-- RECORDED DATA --

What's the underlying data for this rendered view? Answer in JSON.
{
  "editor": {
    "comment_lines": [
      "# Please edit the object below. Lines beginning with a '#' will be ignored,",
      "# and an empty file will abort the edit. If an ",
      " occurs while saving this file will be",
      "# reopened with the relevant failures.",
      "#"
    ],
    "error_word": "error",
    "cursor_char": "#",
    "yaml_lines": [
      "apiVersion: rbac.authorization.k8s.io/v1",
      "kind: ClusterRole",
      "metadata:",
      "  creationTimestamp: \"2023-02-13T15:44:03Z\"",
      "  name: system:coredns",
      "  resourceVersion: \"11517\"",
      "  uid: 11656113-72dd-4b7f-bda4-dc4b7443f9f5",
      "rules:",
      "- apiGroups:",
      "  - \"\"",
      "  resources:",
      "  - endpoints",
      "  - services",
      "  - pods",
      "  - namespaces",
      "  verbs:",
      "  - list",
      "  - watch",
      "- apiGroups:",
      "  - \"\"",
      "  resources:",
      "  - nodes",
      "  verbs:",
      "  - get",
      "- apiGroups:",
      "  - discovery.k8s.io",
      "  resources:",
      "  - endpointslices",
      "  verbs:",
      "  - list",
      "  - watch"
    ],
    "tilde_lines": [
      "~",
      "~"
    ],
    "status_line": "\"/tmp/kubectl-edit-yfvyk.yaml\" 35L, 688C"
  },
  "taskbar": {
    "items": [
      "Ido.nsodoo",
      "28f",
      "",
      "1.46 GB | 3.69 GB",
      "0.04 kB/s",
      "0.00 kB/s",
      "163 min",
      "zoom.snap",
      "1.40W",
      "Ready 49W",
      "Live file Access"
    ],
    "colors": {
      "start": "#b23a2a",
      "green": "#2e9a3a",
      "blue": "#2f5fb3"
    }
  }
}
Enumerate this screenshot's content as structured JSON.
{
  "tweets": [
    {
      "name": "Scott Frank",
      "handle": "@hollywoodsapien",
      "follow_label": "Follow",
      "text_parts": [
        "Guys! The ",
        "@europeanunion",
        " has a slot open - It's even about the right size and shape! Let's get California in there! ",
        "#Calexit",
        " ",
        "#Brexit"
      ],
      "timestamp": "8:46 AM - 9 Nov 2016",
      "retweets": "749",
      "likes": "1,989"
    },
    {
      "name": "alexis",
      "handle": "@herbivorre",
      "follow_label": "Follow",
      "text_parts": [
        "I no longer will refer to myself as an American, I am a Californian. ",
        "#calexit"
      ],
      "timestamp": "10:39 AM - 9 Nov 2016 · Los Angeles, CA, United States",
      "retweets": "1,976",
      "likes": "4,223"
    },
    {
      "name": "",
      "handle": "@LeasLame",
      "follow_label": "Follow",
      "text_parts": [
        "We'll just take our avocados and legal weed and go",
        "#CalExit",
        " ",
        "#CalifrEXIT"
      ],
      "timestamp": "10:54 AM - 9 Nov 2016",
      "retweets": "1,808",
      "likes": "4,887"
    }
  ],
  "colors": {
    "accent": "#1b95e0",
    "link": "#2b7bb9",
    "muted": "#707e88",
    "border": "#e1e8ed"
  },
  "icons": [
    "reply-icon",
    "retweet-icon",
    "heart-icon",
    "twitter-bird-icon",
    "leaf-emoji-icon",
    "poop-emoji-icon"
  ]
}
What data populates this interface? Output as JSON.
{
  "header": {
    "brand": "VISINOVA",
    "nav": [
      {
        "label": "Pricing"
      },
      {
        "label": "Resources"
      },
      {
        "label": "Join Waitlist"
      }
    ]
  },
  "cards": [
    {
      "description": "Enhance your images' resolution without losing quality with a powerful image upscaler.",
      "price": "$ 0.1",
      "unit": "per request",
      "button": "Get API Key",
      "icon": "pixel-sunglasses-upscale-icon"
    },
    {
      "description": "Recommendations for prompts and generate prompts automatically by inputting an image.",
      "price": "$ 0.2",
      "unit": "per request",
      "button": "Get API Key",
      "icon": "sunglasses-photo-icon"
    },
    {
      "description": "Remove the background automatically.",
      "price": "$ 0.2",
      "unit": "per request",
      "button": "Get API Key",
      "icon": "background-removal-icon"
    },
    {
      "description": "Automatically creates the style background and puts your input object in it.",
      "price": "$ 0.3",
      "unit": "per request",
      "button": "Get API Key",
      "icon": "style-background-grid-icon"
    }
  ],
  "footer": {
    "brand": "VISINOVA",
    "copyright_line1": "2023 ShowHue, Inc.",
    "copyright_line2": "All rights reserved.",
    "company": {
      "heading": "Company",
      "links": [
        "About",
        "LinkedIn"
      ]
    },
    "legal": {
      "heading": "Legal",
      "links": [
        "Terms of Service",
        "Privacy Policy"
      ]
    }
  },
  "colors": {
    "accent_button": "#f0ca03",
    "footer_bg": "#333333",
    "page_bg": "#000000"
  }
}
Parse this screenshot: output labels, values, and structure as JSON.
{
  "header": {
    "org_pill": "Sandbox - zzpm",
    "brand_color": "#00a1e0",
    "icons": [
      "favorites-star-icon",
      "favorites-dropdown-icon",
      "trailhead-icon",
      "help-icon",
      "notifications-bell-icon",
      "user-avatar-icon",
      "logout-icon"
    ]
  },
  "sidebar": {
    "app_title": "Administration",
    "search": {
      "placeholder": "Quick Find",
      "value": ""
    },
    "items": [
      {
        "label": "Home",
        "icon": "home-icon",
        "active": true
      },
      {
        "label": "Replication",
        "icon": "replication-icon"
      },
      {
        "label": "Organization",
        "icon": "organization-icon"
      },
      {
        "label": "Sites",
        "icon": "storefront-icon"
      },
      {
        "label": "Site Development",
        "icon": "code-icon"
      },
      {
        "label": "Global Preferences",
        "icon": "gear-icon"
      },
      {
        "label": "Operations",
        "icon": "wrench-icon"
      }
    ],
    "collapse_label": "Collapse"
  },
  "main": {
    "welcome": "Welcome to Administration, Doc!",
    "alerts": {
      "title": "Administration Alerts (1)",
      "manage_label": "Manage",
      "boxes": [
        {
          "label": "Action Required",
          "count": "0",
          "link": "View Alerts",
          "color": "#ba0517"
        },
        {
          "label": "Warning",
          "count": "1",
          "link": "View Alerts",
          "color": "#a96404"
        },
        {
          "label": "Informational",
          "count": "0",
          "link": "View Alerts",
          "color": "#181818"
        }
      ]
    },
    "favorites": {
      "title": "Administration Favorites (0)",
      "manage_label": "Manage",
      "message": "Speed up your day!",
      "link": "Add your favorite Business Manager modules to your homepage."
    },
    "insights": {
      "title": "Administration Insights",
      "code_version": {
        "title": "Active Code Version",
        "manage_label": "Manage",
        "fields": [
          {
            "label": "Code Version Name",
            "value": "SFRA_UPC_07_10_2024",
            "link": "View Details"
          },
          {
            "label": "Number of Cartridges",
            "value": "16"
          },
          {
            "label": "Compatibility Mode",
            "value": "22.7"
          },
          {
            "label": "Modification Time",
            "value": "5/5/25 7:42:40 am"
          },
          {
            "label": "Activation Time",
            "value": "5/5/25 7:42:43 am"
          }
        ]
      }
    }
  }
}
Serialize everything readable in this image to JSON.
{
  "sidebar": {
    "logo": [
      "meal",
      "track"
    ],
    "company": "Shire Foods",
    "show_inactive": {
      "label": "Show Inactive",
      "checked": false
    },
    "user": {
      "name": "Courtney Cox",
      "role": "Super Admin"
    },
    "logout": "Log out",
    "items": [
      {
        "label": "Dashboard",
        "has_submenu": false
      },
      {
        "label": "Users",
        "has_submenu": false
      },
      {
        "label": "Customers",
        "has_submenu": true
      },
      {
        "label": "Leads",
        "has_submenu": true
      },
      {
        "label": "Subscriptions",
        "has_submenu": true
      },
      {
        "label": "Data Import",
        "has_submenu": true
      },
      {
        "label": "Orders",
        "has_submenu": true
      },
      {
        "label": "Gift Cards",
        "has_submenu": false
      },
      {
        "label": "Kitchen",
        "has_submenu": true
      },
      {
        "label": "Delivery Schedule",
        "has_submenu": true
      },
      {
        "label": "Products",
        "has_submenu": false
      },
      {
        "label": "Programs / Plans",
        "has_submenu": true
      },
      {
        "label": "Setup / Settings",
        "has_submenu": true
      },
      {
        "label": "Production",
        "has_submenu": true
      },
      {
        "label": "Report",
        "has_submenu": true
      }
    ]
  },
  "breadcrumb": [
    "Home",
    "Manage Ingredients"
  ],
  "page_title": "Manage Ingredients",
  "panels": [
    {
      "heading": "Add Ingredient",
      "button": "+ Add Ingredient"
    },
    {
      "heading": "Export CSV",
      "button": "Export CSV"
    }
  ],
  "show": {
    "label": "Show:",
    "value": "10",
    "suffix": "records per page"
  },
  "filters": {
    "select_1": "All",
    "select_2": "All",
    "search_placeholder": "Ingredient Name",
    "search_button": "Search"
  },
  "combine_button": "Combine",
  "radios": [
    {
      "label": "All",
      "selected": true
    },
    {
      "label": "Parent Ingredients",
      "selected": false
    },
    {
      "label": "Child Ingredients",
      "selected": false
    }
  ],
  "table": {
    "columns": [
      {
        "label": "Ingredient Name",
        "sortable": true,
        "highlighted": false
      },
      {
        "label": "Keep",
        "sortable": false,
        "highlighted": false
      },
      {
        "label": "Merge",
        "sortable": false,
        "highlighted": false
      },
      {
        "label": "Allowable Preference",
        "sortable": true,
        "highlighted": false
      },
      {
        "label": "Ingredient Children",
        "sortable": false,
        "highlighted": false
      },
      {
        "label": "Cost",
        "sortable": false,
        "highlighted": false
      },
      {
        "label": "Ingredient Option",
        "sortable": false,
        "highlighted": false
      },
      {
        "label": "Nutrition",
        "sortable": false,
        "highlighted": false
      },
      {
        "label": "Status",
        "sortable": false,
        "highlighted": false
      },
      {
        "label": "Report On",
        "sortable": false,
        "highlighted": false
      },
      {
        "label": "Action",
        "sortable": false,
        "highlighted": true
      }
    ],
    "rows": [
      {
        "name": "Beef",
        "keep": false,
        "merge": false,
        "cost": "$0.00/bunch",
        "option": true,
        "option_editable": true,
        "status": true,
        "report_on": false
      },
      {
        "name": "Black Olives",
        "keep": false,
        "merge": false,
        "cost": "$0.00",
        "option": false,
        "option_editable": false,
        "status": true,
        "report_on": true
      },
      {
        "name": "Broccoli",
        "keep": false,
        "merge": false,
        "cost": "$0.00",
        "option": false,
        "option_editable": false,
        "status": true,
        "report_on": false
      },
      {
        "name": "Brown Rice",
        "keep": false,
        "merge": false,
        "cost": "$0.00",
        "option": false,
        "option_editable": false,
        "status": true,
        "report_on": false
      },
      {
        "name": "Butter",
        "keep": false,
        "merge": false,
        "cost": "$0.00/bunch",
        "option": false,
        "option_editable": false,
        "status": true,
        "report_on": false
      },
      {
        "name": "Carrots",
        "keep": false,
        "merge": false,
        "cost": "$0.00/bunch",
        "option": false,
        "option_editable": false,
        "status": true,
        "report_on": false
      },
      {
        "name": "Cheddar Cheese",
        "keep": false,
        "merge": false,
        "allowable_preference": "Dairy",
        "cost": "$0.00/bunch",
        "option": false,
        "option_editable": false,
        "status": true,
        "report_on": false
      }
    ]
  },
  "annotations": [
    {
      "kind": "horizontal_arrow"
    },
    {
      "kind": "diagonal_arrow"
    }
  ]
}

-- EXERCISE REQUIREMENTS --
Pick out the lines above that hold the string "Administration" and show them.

-- EXERCISE OUTPUT --
    "app_title": "Administration",
    "welcome": "Welcome to Administration, Doc!",
      "title": "Administration Alerts (1)",
      "title": "Administration Favorites (0)",
      "title": "Administration Insights",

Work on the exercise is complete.